(Interface dataset entries)
※ ※ ※

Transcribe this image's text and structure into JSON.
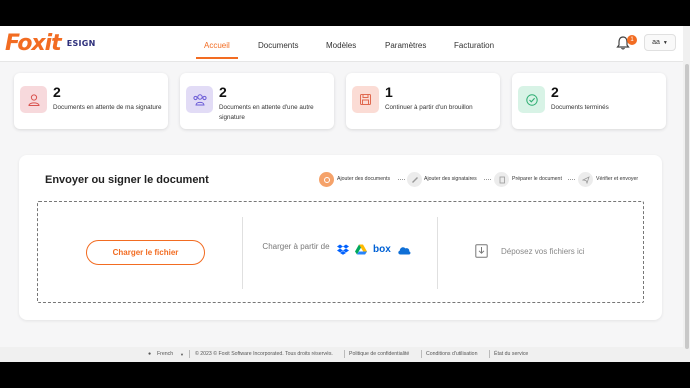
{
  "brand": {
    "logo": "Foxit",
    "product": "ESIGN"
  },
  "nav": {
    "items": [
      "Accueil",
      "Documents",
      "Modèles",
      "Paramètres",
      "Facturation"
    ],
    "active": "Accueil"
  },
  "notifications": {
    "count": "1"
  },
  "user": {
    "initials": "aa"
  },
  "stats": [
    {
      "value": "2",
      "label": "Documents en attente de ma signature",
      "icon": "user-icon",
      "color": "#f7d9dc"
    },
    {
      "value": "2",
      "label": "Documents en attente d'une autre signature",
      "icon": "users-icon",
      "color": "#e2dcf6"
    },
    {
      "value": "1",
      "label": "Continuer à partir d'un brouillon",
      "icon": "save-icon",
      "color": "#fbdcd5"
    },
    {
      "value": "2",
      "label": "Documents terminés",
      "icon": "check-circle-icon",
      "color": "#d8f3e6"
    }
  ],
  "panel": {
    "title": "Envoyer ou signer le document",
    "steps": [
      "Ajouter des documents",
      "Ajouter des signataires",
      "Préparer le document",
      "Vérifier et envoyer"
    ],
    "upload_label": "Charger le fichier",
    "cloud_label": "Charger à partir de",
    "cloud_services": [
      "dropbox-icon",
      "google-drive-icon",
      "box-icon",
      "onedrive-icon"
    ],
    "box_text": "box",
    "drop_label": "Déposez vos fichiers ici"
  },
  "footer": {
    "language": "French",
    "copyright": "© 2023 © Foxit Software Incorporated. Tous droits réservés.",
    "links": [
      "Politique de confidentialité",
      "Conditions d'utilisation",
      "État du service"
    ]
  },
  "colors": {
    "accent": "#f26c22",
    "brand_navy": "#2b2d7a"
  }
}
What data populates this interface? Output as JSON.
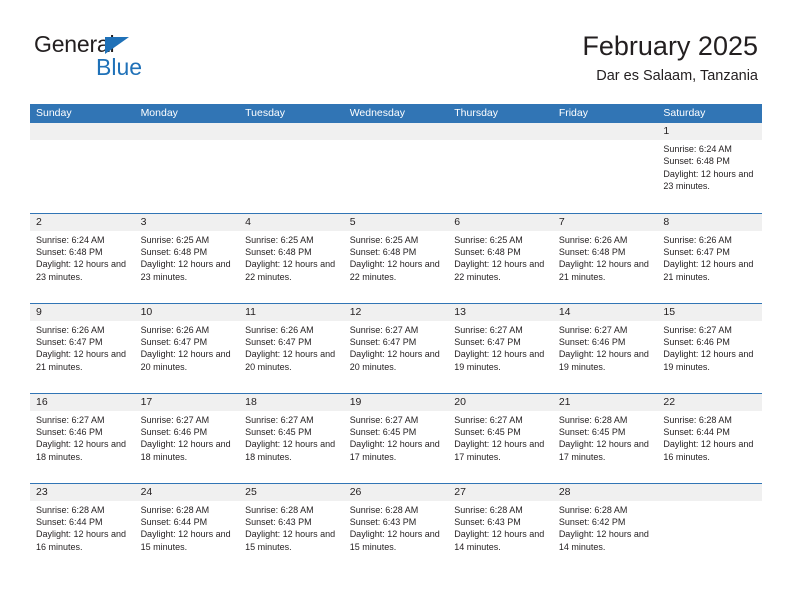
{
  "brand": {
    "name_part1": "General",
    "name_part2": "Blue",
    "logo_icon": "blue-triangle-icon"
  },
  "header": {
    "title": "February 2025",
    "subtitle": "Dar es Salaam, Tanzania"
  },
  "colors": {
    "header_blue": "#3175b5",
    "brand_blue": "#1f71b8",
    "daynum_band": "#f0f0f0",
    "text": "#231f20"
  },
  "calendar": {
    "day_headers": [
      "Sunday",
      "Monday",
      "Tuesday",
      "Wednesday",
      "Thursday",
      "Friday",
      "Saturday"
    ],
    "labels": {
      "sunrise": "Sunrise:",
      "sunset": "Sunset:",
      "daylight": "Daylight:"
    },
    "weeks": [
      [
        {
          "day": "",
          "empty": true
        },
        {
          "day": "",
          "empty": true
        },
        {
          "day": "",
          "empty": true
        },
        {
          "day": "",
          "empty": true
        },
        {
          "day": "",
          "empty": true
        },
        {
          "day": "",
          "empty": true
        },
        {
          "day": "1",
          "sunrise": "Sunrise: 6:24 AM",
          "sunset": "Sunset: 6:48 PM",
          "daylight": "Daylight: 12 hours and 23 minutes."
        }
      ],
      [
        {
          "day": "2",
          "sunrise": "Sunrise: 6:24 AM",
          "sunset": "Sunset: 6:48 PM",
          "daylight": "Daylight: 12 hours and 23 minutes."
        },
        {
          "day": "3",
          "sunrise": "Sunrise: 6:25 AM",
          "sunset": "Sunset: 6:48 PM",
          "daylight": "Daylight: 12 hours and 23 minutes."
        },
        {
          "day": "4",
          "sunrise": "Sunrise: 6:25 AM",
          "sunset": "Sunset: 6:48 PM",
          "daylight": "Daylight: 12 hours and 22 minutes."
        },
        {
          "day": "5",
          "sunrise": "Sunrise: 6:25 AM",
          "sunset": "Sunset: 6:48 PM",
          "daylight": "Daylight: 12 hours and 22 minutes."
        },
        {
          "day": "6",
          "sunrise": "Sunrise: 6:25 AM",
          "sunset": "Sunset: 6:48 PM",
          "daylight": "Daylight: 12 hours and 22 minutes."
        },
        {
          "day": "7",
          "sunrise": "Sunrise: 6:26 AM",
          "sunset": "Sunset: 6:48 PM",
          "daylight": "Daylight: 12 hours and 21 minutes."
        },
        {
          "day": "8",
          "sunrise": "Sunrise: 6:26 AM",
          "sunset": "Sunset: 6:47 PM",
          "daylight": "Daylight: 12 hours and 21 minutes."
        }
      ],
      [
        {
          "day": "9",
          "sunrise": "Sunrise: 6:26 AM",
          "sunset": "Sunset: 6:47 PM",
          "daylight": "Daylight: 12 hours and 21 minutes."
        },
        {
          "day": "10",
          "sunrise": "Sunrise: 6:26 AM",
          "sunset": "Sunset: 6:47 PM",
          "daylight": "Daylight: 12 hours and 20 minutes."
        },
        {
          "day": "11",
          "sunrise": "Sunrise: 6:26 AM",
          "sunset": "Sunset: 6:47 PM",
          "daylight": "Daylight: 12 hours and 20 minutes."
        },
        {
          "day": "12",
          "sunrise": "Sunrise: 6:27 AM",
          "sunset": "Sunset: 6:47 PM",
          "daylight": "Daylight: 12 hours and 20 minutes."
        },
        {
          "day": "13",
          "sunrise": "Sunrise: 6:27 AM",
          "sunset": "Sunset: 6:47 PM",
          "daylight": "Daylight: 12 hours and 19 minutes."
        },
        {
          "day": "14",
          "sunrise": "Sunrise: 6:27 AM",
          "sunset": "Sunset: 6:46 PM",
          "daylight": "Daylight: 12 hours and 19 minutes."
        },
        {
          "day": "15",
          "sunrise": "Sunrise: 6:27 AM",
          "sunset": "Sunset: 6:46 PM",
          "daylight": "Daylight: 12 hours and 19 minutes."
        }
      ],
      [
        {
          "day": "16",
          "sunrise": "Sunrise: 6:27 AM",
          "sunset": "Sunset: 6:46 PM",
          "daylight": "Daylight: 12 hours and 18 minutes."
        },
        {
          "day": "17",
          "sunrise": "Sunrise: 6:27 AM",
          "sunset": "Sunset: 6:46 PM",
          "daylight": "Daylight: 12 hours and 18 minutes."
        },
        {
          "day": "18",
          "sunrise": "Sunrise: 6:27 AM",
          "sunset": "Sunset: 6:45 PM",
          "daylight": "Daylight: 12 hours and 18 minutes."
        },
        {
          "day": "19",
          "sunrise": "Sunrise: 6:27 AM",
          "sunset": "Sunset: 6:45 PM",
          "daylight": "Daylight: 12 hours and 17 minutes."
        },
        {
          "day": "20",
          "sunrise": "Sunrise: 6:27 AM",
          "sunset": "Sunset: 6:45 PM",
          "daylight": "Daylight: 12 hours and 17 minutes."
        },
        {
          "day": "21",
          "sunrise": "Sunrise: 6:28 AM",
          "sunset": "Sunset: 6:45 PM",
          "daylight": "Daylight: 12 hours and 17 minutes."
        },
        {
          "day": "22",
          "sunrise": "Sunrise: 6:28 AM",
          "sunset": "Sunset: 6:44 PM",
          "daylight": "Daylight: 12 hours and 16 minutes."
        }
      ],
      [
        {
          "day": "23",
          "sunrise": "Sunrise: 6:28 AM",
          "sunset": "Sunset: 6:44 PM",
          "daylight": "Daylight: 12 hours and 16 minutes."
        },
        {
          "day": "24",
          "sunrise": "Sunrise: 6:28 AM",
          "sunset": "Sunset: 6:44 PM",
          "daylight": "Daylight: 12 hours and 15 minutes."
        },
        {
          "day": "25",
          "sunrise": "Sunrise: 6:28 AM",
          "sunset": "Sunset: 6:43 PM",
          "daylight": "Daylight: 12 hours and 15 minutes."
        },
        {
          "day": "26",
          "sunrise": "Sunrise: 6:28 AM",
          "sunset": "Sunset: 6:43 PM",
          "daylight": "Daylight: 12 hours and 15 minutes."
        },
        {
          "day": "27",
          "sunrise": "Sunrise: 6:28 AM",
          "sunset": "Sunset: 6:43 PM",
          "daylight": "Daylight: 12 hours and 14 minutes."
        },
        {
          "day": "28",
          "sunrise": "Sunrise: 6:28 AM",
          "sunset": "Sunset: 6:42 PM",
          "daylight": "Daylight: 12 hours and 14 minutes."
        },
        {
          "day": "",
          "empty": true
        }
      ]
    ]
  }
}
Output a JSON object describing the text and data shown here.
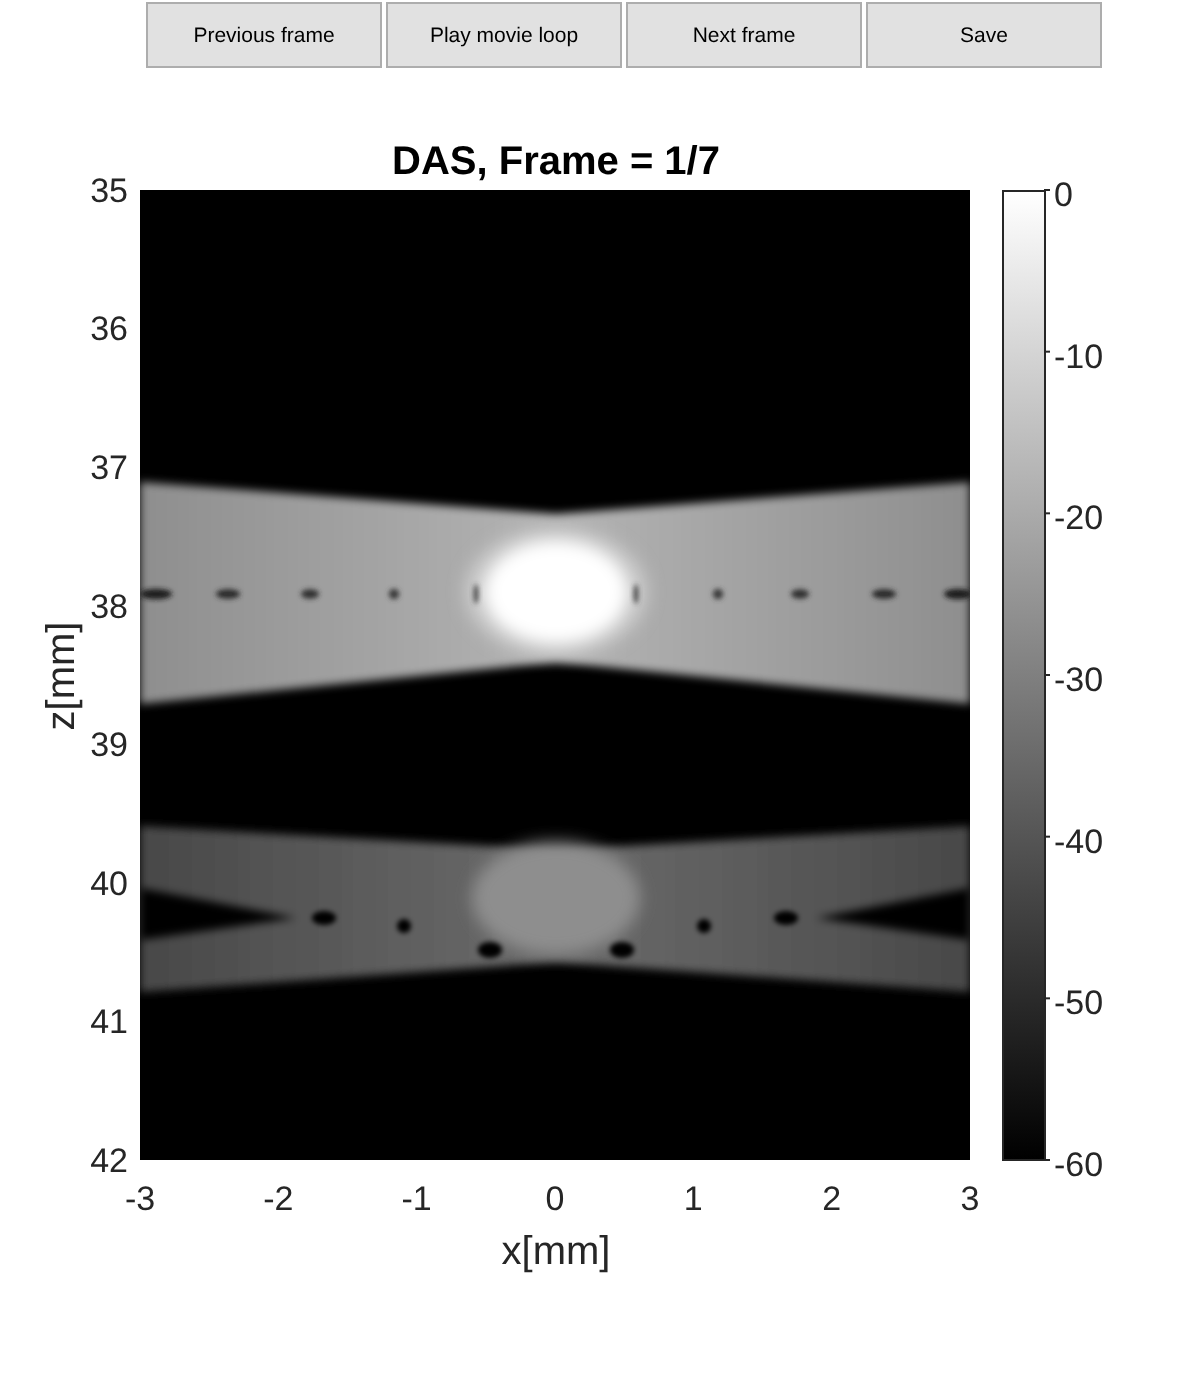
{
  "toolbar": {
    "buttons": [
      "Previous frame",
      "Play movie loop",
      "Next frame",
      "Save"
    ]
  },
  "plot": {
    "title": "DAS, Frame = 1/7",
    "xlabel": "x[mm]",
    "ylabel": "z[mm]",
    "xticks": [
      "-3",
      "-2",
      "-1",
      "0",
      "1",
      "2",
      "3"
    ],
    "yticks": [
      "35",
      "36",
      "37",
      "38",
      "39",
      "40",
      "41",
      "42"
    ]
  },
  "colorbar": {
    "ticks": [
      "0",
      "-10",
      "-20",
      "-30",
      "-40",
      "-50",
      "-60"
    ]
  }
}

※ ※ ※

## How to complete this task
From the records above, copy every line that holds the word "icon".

## Solution to this exercise
      "icon": "user-icon",
      "icon": "users-icon",
      "icon": "save-icon",
      "icon": "check-circle-icon",
      "dropbox-icon",
      "google-drive-icon",
      "box-icon",
      "onedrive-icon"
    "logo_icon": "blue-triangle-icon"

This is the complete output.